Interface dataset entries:
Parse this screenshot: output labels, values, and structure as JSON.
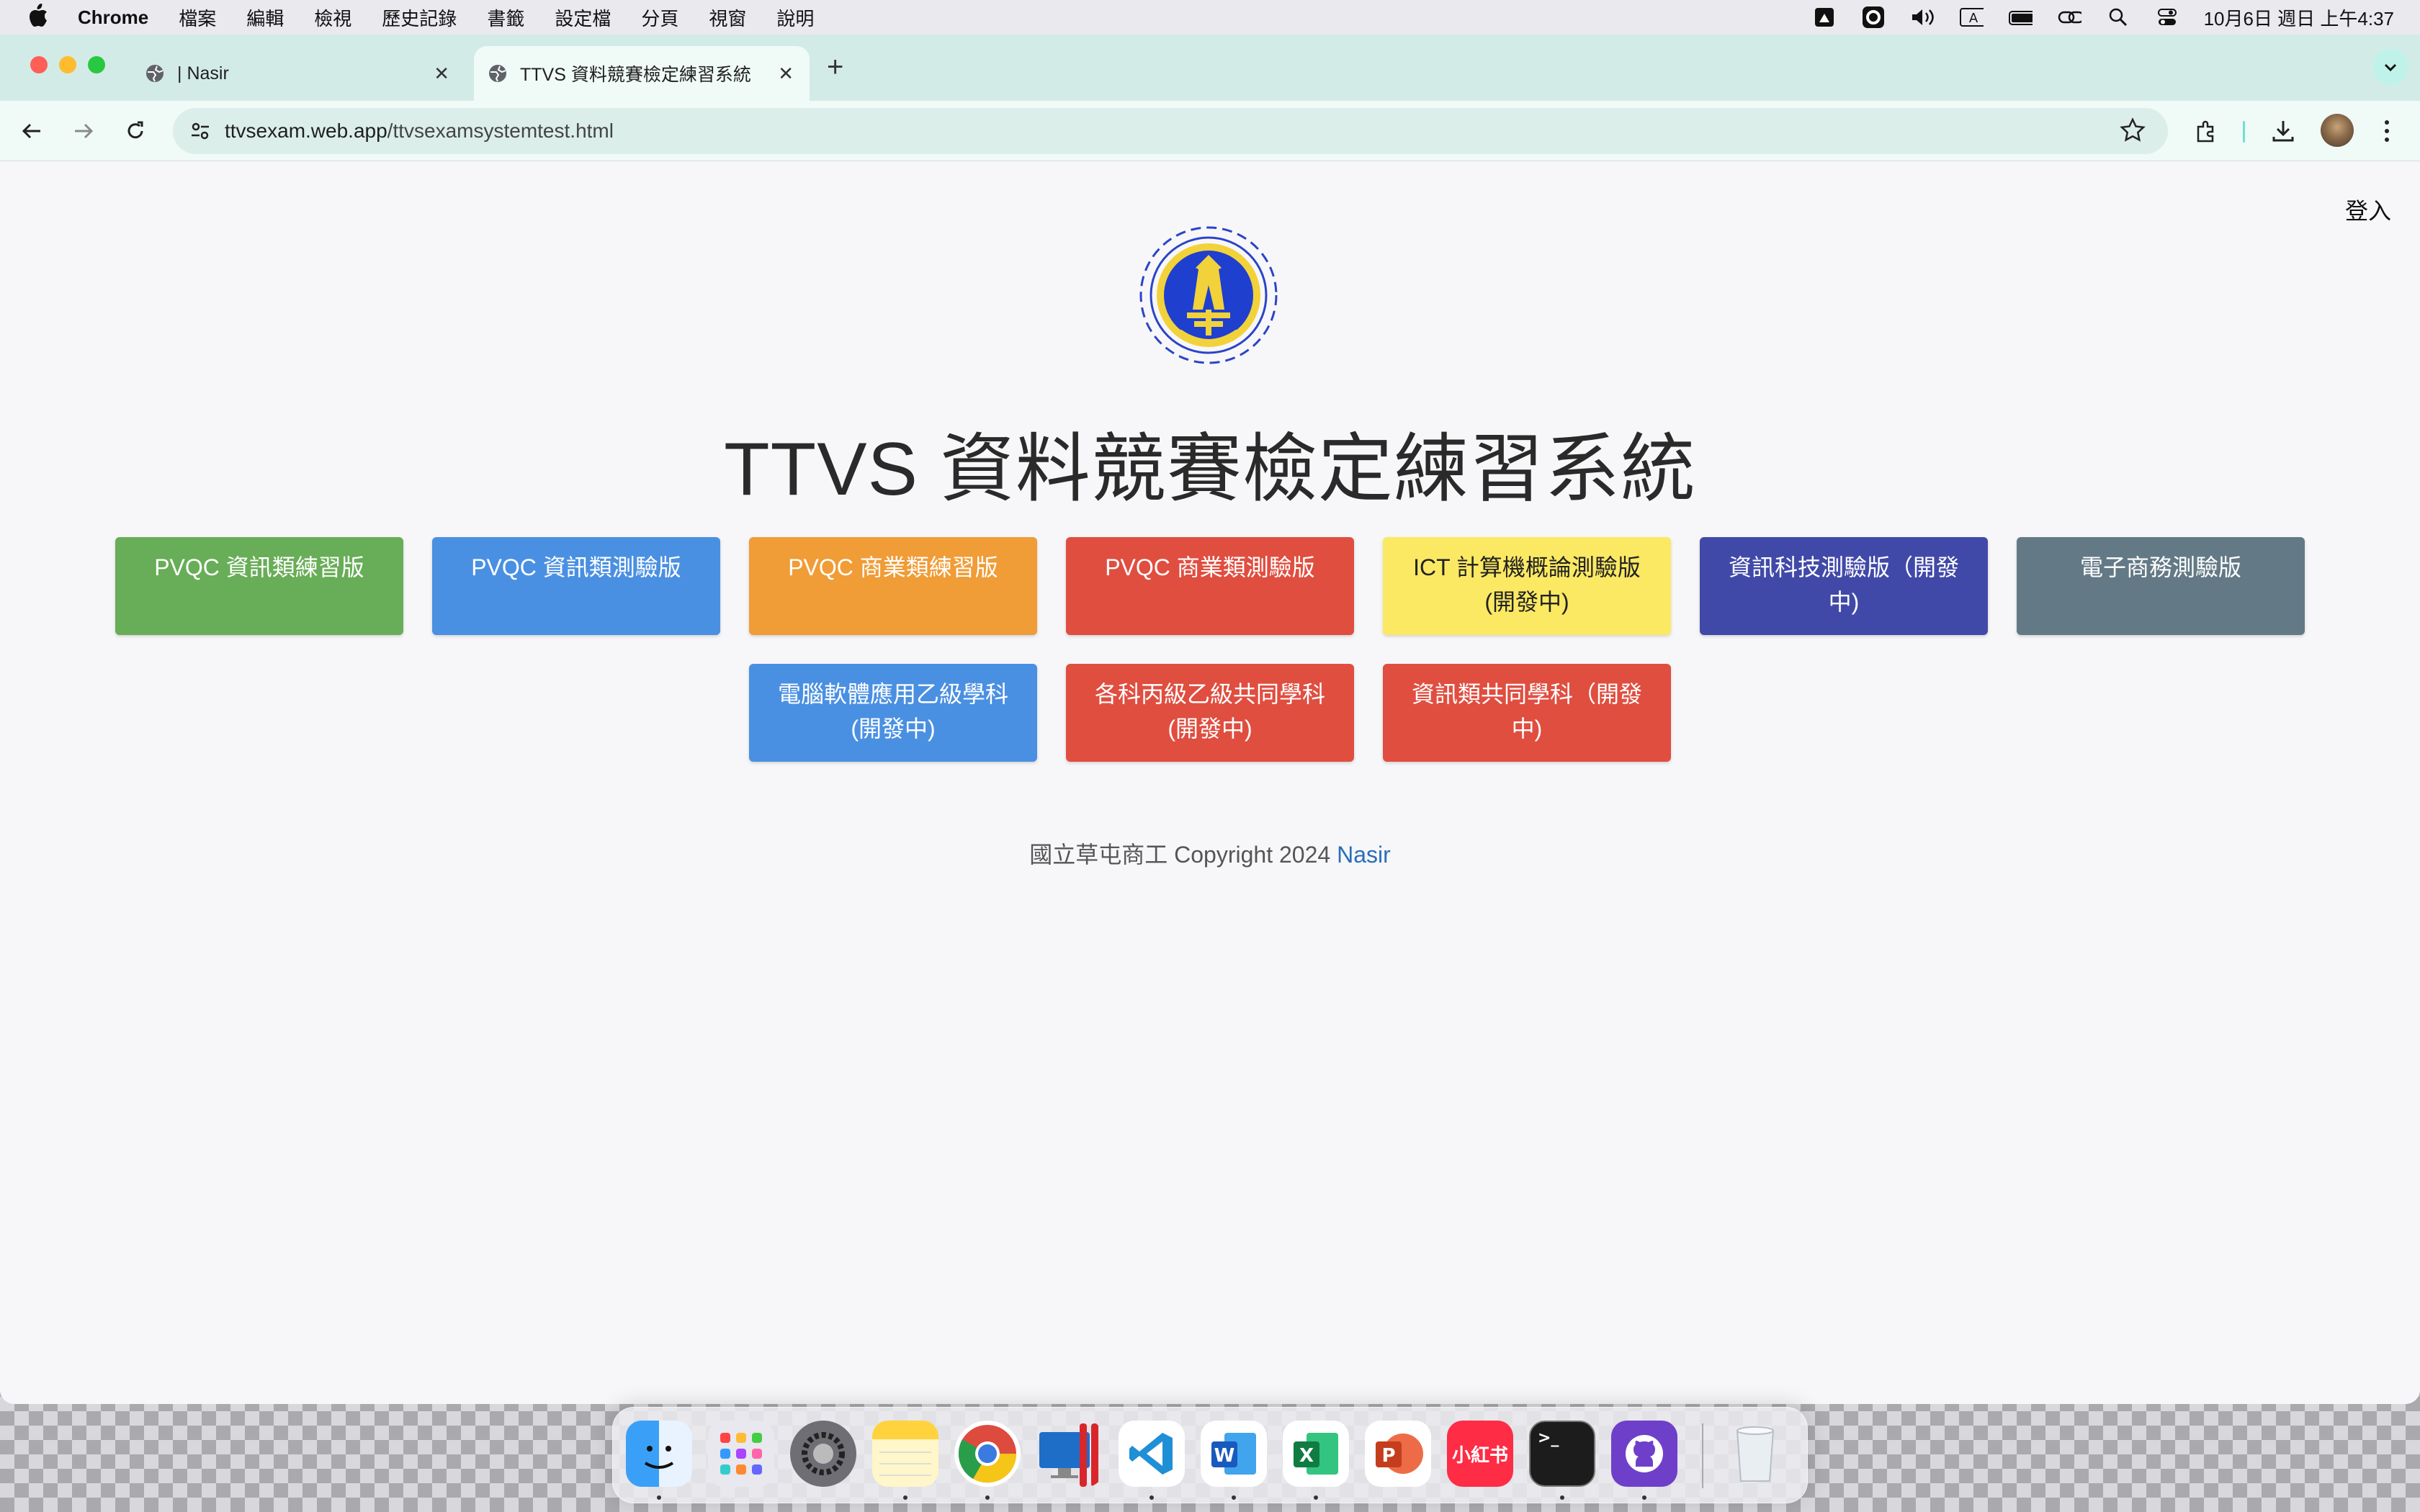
{
  "menubar": {
    "app_name": "Chrome",
    "menus": [
      "檔案",
      "編輯",
      "檢視",
      "歷史記錄",
      "書籤",
      "設定檔",
      "分頁",
      "視窗",
      "說明"
    ],
    "input_indicator": "A",
    "clock": "10月6日 週日 上午4:37"
  },
  "tabs": [
    {
      "title": "| Nasir",
      "active": false
    },
    {
      "title": "TTVS 資料競賽檢定練習系統",
      "active": true
    }
  ],
  "new_tab_label": "+",
  "address_bar": {
    "domain": "ttvsexam.web.app",
    "path": "/ttvsexamsystemtest.html"
  },
  "page": {
    "login_label": "登入",
    "title": "TTVS 資料競賽檢定練習系統",
    "buttons": [
      {
        "label": "PVQC 資訊類練習版",
        "color": "#68ad57"
      },
      {
        "label": "PVQC 資訊類測驗版",
        "color": "#4a90e2"
      },
      {
        "label": "PVQC 商業類練習版",
        "color": "#f09c37"
      },
      {
        "label": "PVQC 商業類測驗版",
        "color": "#e04e40"
      },
      {
        "label": "ICT 計算機概論測驗版(開發中)",
        "color": "#fbe963"
      },
      {
        "label": "資訊科技測驗版（開發中)",
        "color": "#4149a8"
      },
      {
        "label": "電子商務測驗版",
        "color": "#637986"
      },
      {
        "label": "電腦軟體應用乙級學科(開發中)",
        "color": "#4a90e2"
      },
      {
        "label": "各科丙級乙級共同學科(開發中)",
        "color": "#e04e40"
      },
      {
        "label": "資訊類共同學科（開發中)",
        "color": "#e04e40"
      }
    ],
    "footer_text": "國立草屯商工 Copyright 2024",
    "footer_author": "Nasir"
  },
  "dock": {
    "apps": [
      "finder-icon",
      "launchpad-icon",
      "system-settings-icon",
      "notes-icon",
      "chrome-icon",
      "parallels-icon",
      "vscode-icon",
      "word-icon",
      "excel-icon",
      "powerpoint-icon",
      "xiaohongshu-icon",
      "terminal-icon",
      "github-desktop-icon",
      "trash-icon"
    ],
    "xiaohongshu_label": "小紅书",
    "word_letter": "W",
    "excel_letter": "X",
    "powerpoint_letter": "P",
    "terminal_prompt": ">_"
  }
}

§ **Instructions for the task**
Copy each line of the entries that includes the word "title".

§ **Solution to the problem**
      "title": "| Nasir",
      "title": "TTVS 資料競賽檢定練習系統",
    "title": "TTVS 資料競賽檢定練習系統",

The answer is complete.